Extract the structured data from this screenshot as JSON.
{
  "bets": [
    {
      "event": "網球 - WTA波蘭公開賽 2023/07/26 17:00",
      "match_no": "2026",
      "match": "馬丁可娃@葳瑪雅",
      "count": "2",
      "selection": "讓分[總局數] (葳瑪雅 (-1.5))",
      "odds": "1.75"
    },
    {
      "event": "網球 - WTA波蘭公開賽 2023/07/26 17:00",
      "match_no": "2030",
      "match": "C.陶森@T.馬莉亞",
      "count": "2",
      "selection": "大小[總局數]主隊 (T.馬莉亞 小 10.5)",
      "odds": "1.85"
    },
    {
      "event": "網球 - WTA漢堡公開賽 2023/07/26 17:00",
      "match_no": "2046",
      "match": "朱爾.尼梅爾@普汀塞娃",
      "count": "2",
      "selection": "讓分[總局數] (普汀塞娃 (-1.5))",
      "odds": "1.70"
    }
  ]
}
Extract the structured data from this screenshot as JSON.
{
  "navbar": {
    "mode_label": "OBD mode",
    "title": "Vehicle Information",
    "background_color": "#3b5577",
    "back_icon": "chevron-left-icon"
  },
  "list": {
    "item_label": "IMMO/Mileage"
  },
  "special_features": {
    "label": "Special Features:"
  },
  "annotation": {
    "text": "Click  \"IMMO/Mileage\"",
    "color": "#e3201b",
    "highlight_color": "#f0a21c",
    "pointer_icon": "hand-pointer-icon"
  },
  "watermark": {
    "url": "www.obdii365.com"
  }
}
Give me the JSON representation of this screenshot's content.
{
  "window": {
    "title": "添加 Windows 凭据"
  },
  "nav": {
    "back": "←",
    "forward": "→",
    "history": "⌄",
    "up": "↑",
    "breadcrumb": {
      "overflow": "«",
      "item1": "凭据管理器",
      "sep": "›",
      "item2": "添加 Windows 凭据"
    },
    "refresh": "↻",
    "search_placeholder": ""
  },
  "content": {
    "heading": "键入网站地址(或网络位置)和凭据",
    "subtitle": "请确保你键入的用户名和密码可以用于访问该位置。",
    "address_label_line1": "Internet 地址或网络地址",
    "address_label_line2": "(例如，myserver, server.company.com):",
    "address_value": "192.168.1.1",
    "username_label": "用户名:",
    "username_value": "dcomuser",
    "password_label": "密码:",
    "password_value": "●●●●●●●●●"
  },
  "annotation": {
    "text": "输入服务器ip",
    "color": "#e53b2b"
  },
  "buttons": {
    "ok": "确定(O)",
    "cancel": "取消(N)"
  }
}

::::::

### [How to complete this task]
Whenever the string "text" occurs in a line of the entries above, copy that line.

### [Response to the exercise]
    "text": "Click  \"IMMO/Mileage\"",
    "text": "输入服务器ip",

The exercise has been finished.